I have been following the progress on the new Compression Attached Memory Module (CAMM), which was announced earlier this year and is a new laptop memory standard that has been created by Dell. Dell intends to replace the aging SODIMM memory module, which are typically found in laptops and small form factor systems like the popular Intel NUC.
This StorageReview article by Charles Jefferies provides a nice summary of the new CAMM technology and the benefits over the 25 year old SODIMM modules. While the CAMM technology is currently proprietary, Dell has been working with Intel on this standard and have also submitted their design to the Joint Electron Device Engineering Council (JEDEC) for CAMM to become a new industry standard for laptop memory.
My biggest interests with CAMM is the capacity of their modules which can reach up to 128GB for a single CAMM module! For SODIMM, we have been limited to 32GB for a single module for a number of years and this will not be changing any time soon.
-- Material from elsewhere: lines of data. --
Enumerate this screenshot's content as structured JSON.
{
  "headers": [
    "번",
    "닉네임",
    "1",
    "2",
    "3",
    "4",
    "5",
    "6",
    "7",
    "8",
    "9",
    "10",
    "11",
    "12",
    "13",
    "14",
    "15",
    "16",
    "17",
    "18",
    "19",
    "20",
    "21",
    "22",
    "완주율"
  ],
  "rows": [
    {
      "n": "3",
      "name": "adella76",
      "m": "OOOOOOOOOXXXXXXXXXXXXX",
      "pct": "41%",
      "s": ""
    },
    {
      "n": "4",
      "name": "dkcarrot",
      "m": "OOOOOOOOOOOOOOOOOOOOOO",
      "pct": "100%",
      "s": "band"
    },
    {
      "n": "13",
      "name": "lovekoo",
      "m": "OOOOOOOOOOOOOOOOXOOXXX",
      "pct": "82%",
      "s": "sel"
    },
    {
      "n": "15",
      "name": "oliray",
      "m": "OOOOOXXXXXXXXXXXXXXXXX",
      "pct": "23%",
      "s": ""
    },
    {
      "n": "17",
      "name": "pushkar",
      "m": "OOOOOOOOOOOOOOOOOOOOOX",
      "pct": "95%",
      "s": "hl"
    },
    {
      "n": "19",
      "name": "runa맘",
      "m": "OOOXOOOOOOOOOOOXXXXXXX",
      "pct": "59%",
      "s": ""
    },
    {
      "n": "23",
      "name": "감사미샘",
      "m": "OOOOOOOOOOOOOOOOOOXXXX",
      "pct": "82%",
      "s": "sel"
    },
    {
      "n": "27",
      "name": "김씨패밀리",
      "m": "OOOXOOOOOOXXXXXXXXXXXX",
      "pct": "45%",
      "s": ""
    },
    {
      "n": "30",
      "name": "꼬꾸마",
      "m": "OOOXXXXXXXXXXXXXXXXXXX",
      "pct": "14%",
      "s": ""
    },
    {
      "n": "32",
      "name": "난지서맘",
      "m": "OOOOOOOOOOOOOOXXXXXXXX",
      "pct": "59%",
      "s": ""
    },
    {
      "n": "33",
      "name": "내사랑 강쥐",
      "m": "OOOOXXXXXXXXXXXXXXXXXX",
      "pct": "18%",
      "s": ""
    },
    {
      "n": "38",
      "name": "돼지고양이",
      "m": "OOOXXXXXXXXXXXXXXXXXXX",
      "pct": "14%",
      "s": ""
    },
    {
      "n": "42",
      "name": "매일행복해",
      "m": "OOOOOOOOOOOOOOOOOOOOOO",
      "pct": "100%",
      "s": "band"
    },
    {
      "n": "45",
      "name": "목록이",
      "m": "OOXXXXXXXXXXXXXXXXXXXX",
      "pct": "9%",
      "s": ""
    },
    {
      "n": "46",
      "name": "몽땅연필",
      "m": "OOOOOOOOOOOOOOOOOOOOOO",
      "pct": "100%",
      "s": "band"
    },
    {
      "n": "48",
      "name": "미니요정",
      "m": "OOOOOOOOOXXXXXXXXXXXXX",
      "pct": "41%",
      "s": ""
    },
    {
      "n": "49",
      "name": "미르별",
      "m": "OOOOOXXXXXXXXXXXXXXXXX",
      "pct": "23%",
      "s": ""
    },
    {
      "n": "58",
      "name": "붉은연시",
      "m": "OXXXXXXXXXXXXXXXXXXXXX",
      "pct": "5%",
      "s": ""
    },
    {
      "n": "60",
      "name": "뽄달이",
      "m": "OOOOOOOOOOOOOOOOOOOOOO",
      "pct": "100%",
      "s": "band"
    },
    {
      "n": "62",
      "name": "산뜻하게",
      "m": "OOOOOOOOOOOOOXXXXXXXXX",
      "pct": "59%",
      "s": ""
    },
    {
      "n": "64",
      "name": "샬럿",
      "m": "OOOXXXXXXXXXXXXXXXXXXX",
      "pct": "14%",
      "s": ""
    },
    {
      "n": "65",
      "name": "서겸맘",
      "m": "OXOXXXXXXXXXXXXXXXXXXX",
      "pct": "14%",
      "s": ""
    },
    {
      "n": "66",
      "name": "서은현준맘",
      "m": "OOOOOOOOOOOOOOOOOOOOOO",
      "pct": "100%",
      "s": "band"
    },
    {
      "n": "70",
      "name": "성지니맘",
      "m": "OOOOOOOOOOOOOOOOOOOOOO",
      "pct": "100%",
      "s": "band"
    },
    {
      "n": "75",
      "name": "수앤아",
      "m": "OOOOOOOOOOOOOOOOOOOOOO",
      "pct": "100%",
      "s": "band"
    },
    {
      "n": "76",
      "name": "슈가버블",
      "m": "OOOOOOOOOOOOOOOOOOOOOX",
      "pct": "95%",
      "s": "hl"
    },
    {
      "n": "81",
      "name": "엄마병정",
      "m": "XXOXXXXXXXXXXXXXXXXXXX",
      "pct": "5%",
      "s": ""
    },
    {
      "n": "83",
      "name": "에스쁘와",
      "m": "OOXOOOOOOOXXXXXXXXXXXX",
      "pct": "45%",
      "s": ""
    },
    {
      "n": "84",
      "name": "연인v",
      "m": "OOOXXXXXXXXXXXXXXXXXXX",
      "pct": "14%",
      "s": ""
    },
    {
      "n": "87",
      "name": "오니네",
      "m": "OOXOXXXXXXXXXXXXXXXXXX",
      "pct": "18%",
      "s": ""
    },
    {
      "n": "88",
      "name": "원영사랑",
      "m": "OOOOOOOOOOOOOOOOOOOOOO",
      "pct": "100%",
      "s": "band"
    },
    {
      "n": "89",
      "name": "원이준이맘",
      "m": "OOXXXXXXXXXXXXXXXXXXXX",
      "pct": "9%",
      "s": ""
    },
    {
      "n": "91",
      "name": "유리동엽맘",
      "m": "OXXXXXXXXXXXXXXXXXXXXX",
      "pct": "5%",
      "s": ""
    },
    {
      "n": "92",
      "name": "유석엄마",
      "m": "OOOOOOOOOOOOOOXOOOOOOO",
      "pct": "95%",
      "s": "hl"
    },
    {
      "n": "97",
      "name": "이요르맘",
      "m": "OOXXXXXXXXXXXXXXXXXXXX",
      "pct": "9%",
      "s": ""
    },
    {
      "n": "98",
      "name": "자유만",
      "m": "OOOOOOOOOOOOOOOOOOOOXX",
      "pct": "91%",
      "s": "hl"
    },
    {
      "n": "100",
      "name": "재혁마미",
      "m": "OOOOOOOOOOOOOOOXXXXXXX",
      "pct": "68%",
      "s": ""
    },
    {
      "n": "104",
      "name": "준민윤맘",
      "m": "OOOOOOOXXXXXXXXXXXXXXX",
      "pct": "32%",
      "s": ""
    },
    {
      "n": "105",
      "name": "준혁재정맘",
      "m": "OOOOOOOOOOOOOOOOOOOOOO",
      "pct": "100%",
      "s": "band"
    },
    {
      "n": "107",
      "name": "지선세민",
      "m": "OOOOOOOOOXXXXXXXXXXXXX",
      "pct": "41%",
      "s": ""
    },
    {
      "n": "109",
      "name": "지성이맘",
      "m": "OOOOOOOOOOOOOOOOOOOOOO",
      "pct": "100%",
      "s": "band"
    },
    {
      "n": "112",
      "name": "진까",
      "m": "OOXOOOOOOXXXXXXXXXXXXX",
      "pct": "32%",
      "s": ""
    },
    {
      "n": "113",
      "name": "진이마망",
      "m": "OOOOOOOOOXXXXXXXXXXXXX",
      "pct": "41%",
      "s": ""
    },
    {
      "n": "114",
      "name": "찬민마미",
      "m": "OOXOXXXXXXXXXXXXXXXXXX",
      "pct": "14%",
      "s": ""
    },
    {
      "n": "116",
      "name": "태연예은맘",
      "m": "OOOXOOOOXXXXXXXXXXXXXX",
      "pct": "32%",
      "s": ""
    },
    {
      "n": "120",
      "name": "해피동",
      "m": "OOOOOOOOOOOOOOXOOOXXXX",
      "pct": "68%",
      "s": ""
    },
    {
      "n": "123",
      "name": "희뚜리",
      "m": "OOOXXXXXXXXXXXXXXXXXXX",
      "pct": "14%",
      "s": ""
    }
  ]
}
Just imagine the popular 4x4 Intel NUC with 128GB memory! 🤤
Given CAMM was just announced earlier this year, I was not expecting to see any systems that a consumer could purchase for quite some time. I was actually pleasantly surprise to learn recently, that two new high-end Dell workstation laptops can now be purchased with CAMM memory and also configured with up to 128GB of memory. 😲
The two high-end workstation laptops from Dell are the Precision 7770 and Precision 7670. I had shared this information in our internal Slack channel for homelabs, jokingly stating that these could make for a pretty powerful setup running VMware Workstation and maybe potentially even ESXi? 🤔
Shortly after, one of our Engineers pinged me and shared that I might be interested to to know that these systems have actually been tested with the latest ESXi 8.0 release and runs quite well. 😊 In addition, a discrete GPU can also be configured in both of these systems and passthrough of the GPU to a VM is fully functional, which is also good to know for those considering the graphics upgrade.
With the hefty price tag for CAMM memory, this may not be a vSphere Homelab setup that is for everyone, I do know many of our field organizations do use beefy laptops to build out and run various VMware products to demo for our customers. If you are in the market for a powerful system with plenty of memory to run a large majority of our product portfolio, this might be of interests to you.
We also have customers that need to run ESXi on a variety of form factor systems, which have included laptops in the past. For customers that have such a need, these two systems are certainly quite capable, even if they are not officially on the VMware HCL. Hopefully in the near future, CAMM memory will become a JEDEC standard and will also be adopted by the broader industry enabling scale and economics, where prices of CAMM memory will be comparable to that of SODIMM today.
Below are some additional highlights and comparisons between the two Dell Precision laptops, with the additional storage options you can certainly run vSAN exclusively or mix and match with VMFS and of course, dedicating one of the NVMe devices for the ESXi installation and ESX-OSDATA.
The Dell Precision 7770 can be configured with the following:
- CPU: Intel i5-12600HX, i7-12850HX or i9-12950HX
- Memory: 16GB, 32GB, 64GB or 128GB DDR5
- Storage: Up to 4 x M.2 2280 Gen 4 PCIe x4
- Graphics: Nvidia RTX A1000, A3000, A4500 or A5500
The Dell Precision 7670 can be configured with the following:
- CPU: Intel i5-12600HX, i7-12850HX or i9-12950HX
- Memory: 32GB, 64GB, or 128GB DDR5
- Storage: Up to 3 x M.2 2280 Gen 4 PCIe x4
- Graphics: Nvidia RTX A1000, A2000, A3000, A4500 or A5500
Since both of these systems include the new big.LITTLE CPU architecture, which ESXi does not understand today, this will require either the use of an advanced ESXi kernel option or disabling the smaller cores within the system BIOS. For the latter option, the following ESXi kernel option cpuUniformityHardCheckPanic=FALSE will need to be appended to the existing kernel line during installation by pressing SHIFT+O during the initial boot up.
Alternatively, you can also add this entry to the boot.cfg when creating your ESXi bootable installer. Again, you need to append the entry and do not delete or modify the existing kernel options or you will boot ESXi into ramdisk only. If this entry is not added, then booting ESXi with processors that contain both P-Cores and E-Cores will result in a purple screen of death (PSOD) with following message "Fatal CPU mismatch on feature".
Note: Once ESXi has been successfully installed, you can permanently set the kernel option by running the following ESXCLI command: localcli system settings kernel set -s cpuUniformityHardCheckPanic -v FALSE before rebooting OR you can reboot host and take out the USB and manually edit EFI\boot\boot.cfg and append the kernel option and this will ensure subsequent reboots will contain the required kernel option.